0
407

We are getting ready to publish the July issues of our regional construction industry publications.  I’m going to admit a rather big weakness.  Most of the ads in our publication that we have sold (and designed) are bad.

We assemble them quickly with generic messages and only brief communication with our clients who are usually advertising to support one of their own client’s features to demonstrate their loyalty and relationships.

These client-focused attributes and objectives are good.  It never hurts your brand to associate with successful clients and projects.  Think of this phrase:  “If you are good enough to do business with the best, you must also be good enough to do business with me.”

Trouble is, our feature-supporting advertising clients rely on us to “make up” their ad for them.  Since their expectations aren’t too high, we take the simple road:  We obtain a logo, contact information, and then add a generic “proud to support (name of client)” message.

Our designer can whip these ads out quickly and efficiently.  We send proofs to ensure the spelling and layout are okay and follow up with invoices with tear sheets of the final ad copy.

There’s nothing wrong with this, but where is the thinking, creativity, and imagination about how you can integrate the relationship with a marketing message far more important and spectacular.  It might be a testimonial, a graphic image that catches your business story or an absolutely unequivocal (and amazing) benefit you offer that your competition can’t match.  Note that our ad designers or salespeople can’t come up with these for you — and we are unlikely to discover the most effective marketing communication for you in the rush to get the publications to press.

Then how do you go from bad advertising to effective advertising?  Here, I will  outline some solutions.

Engage with professional consultants and pay for solid marketing advice. This option can be expensive but need not be. The challenge is finding good consultants.  Word-of-mouth references and referrals work well here as they do for your own business if you are doing things right.

Check similar non-competitive businesses in similar markets.

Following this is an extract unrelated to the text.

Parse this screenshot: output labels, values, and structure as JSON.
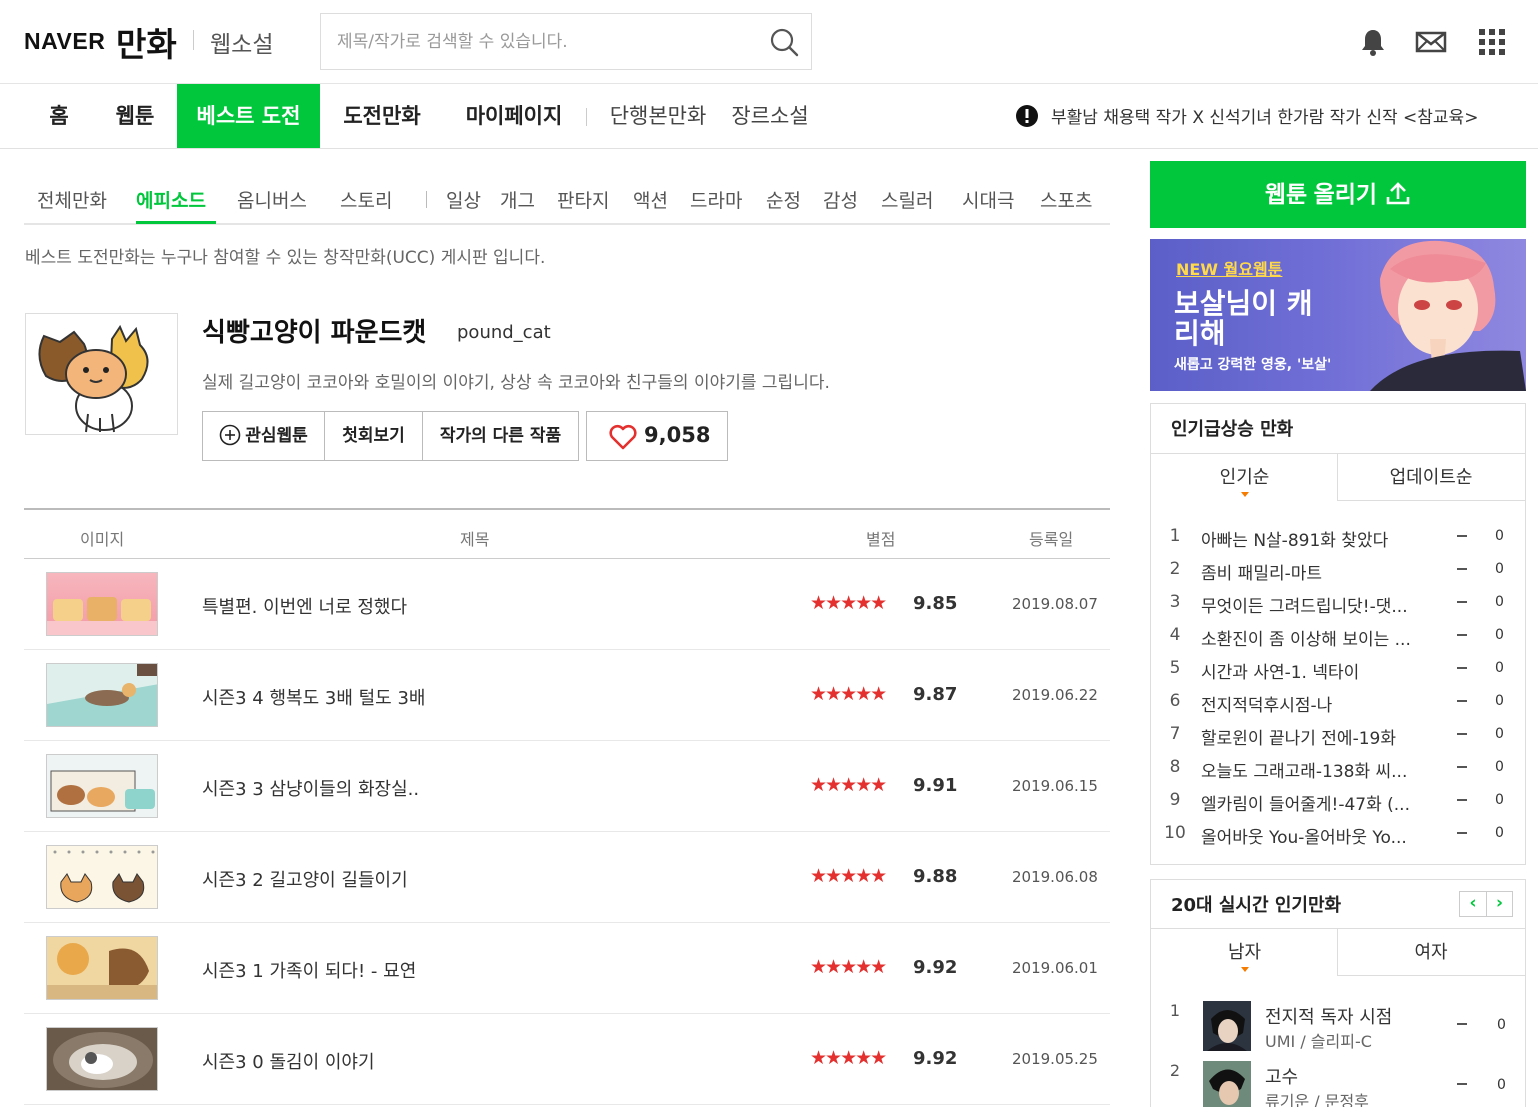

Study your industry-leading peers  (one of the great values of belonging to relevant industry associations) and pick brains.

Turn back the “first version” of the ad provided by the media representative and ask for something better.  Insist on real marketing intelligence.  A good rep will refer you to someone within the publishing organization who will take some time to come up with a message that might really help your business.  (This is an imperfect solution of course, but it never hurts to ask.  In our business, you would likely end up talking with me.)

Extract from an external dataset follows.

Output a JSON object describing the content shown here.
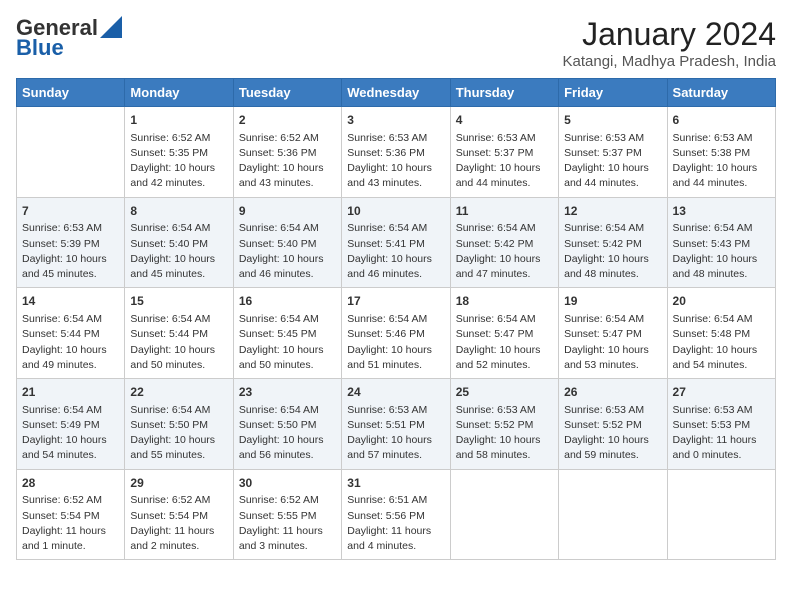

Of course, you should realize that a single one-time support ad will serve two limited but important purposes.  It will identify you with the successful project and will allow you to show your identification with the successful client.  A much more effective strategy is to look at how these two attributes can be expanded and enhanced into an ongoing campaign.

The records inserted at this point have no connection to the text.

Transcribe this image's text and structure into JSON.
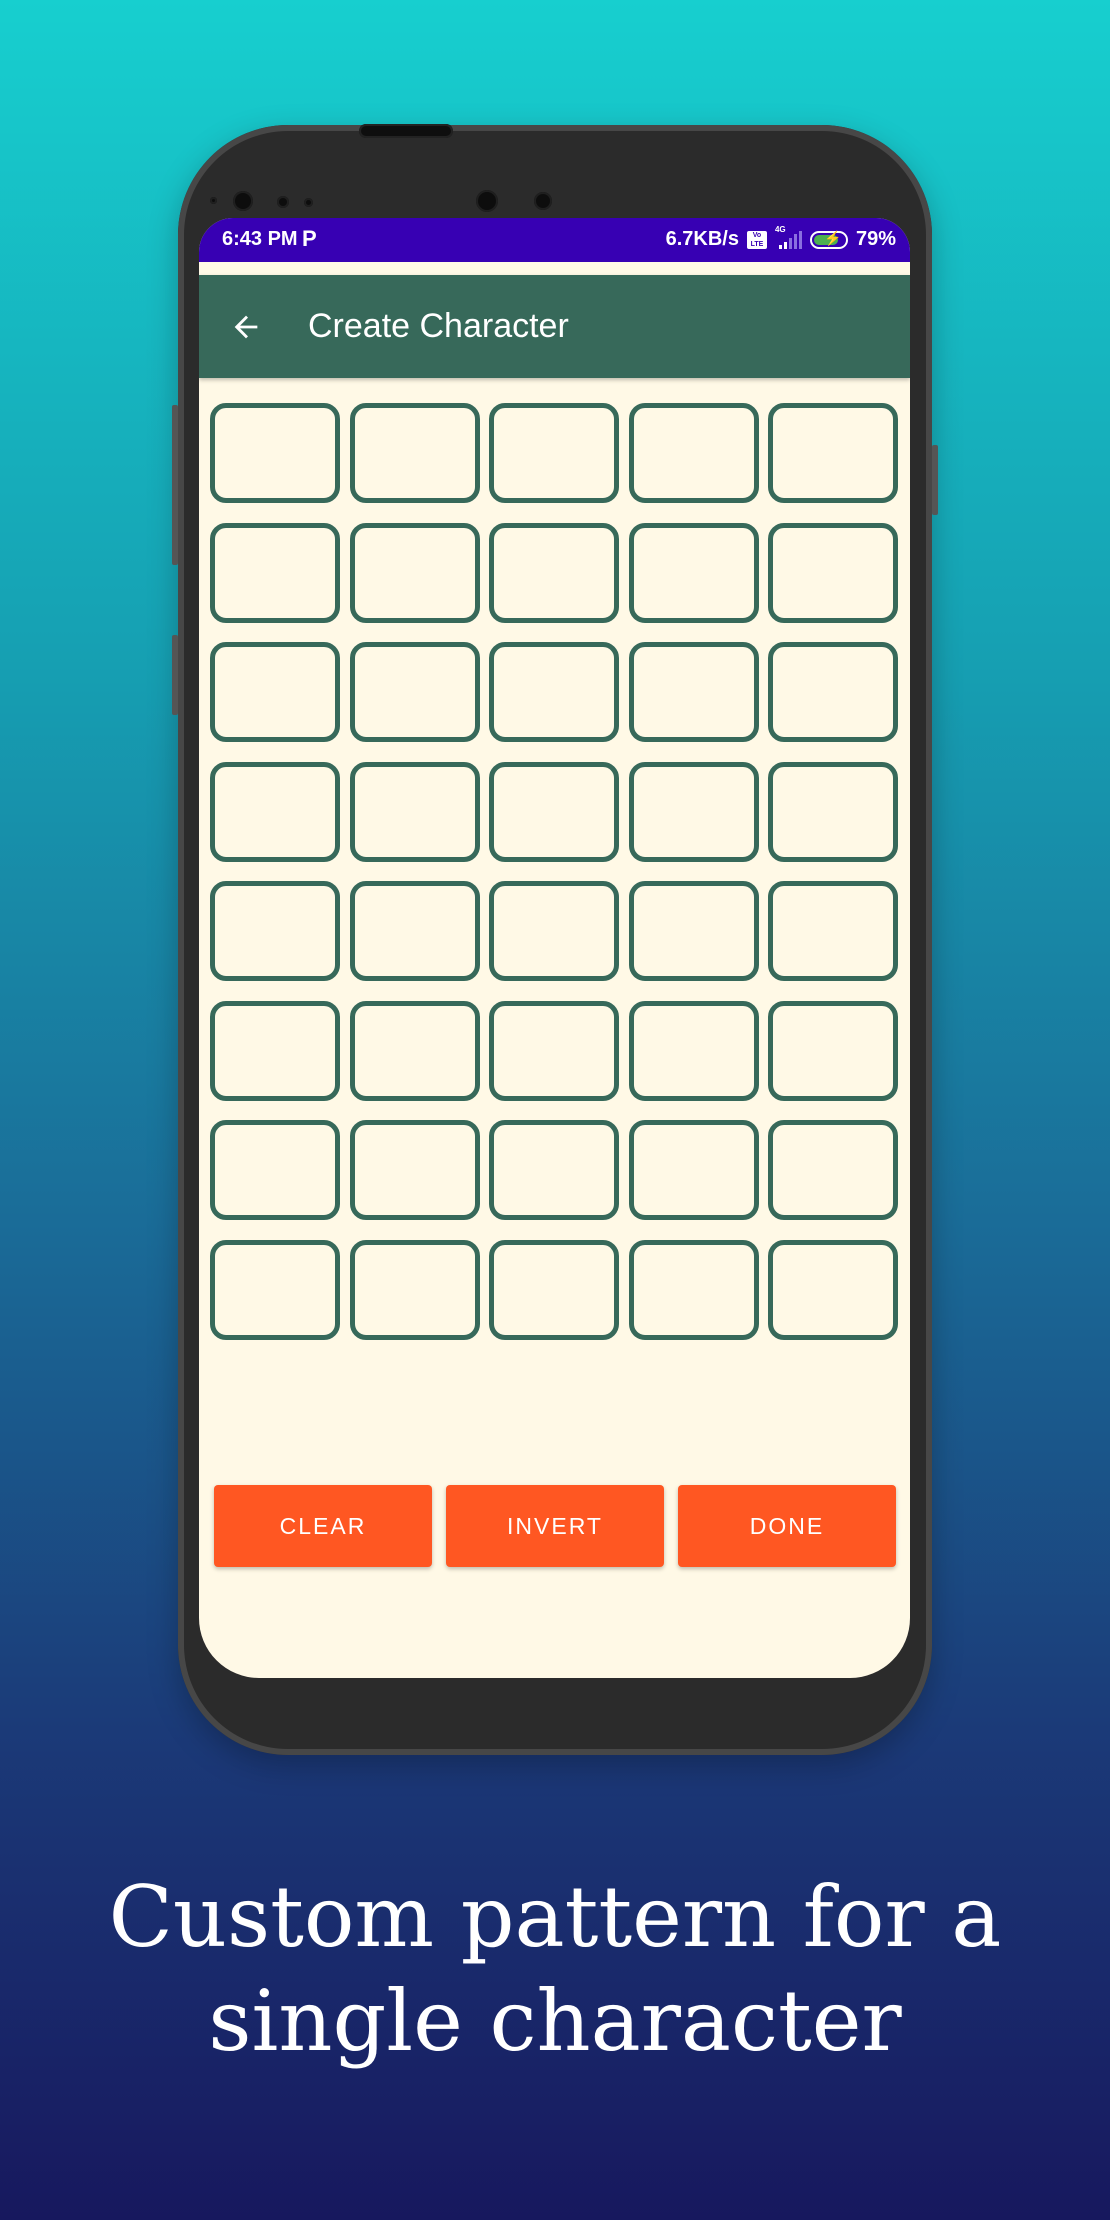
{
  "status_bar": {
    "time": "6:43 PM",
    "notification_icon": "p-icon",
    "network_speed": "6.7KB/s",
    "volte_label": "Vo LTE",
    "network_type": "4G",
    "battery_percent": "79%",
    "battery_level": 0.79,
    "charging": true
  },
  "app_bar": {
    "back_icon": "arrow-left-icon",
    "title": "Create Character"
  },
  "grid": {
    "rows": 8,
    "columns": 5,
    "cells_filled": [
      [
        false,
        false,
        false,
        false,
        false
      ],
      [
        false,
        false,
        false,
        false,
        false
      ],
      [
        false,
        false,
        false,
        false,
        false
      ],
      [
        false,
        false,
        false,
        false,
        false
      ],
      [
        false,
        false,
        false,
        false,
        false
      ],
      [
        false,
        false,
        false,
        false,
        false
      ],
      [
        false,
        false,
        false,
        false,
        false
      ],
      [
        false,
        false,
        false,
        false,
        false
      ]
    ]
  },
  "buttons": {
    "clear": "CLEAR",
    "invert": "INVERT",
    "done": "DONE"
  },
  "nav_bar": {
    "recents_icon": "square-icon",
    "home_icon": "circle-icon",
    "back_icon": "triangle-back-icon"
  },
  "caption": {
    "line1": "Custom pattern for a",
    "line2": "single character"
  },
  "colors": {
    "status_bar": "#3700b3",
    "app_bar": "#37695a",
    "background": "#fff9e6",
    "cell_border": "#37695a",
    "button": "#ff5722"
  }
}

Here, I can suggest something that is mutually beneficial.  Sit down with your advertising representative, look at all the interesting projects and activities you are working on and determine the story behind them.  Then you can work with the publisher to tell the story about your business and enhance the positive association between it and your clients’ successes.  As an ongoing rather than one-time advertiser you deserve and should expect some real customer service from the publisher.

This takes some work and time, of course, but who said that success comes without any effort?

Nevertheless, we’ll still be happy to publish your “proud to support” ads without much else if that is what you want.

P.S.  The client experience is vital and while we sell these one-time ads quickly and efficiently, everyone who advertises in our print media is welcome to connect with me personally and can attend special marketing Webinars and receive a free copy of my Construction Marketing Ideas book.  (I can’t give it away if you purchase a $12.00 one month link reference here but will send it to you if you spend a few hundred dollars on advertising.)  The book, incidentally, recommends that conventional advertising in print or other media should only be a small part of the marketing process for most AEC businesses.

Did you enjoy this article?
Share the love

LEAVE A REPLY

Please enter your comment!
Please enter your name here